• **DIRECTIONS**: Among the lines below, tally those that hold "size". Return the number and nothing more.

=== Begin Enclosure ===

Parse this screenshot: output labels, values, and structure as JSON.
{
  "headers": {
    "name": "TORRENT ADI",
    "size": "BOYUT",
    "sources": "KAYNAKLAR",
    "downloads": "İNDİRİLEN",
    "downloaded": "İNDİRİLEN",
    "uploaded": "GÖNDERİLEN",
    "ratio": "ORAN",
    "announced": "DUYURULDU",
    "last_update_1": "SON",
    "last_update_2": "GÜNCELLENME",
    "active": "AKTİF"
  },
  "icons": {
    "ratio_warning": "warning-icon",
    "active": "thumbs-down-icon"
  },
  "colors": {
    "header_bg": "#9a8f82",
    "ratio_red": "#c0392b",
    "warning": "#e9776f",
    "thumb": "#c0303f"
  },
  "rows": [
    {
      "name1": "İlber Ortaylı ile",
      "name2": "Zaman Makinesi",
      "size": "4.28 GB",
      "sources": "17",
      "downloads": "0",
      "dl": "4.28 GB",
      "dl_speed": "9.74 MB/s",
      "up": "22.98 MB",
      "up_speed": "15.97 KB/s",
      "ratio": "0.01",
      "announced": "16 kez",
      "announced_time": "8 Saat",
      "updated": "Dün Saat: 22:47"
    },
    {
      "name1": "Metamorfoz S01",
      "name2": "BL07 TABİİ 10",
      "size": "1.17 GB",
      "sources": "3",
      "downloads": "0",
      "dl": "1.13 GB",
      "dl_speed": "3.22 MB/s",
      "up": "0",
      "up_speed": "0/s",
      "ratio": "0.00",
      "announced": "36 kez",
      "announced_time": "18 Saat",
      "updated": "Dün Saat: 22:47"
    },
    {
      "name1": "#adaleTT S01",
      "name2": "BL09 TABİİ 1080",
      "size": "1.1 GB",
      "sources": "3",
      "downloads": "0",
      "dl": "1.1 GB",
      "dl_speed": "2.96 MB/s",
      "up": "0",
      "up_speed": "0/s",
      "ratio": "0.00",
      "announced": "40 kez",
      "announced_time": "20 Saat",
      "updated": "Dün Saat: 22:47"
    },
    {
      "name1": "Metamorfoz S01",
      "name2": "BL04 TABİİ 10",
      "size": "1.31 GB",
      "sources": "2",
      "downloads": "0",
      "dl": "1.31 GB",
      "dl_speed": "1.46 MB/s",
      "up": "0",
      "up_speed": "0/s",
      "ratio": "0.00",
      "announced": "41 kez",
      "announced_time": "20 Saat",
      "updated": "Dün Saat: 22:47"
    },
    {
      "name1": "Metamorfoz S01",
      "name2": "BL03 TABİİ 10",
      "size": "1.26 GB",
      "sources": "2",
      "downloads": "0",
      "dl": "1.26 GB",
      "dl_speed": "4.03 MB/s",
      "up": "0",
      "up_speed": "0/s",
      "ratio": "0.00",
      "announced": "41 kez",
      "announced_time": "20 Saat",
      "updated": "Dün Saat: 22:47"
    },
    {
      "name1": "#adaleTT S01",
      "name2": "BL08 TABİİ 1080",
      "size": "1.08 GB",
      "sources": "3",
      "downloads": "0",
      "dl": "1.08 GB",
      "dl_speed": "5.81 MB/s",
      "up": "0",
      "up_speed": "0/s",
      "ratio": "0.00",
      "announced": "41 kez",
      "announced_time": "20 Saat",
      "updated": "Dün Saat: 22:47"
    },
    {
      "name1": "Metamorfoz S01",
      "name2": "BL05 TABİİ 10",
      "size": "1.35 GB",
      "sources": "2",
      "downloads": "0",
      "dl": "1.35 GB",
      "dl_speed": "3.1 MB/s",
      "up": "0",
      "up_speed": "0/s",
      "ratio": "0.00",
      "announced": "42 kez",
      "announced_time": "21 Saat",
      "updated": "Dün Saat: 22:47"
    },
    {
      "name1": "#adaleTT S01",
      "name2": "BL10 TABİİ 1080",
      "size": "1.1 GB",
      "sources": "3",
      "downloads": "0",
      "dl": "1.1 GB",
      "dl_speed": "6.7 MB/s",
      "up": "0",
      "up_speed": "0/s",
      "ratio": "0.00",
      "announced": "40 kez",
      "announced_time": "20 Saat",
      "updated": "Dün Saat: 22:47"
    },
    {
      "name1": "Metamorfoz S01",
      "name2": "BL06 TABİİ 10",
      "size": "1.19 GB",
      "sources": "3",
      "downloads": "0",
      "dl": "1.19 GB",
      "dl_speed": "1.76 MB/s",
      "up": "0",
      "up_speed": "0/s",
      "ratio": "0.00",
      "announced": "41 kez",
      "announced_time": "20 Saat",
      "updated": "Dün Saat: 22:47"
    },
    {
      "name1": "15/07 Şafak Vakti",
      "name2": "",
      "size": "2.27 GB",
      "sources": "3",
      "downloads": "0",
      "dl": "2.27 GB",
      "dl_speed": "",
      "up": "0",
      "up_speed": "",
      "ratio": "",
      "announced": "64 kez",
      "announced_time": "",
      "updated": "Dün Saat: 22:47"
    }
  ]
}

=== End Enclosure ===

• **SOLVED EXERCISE**: 11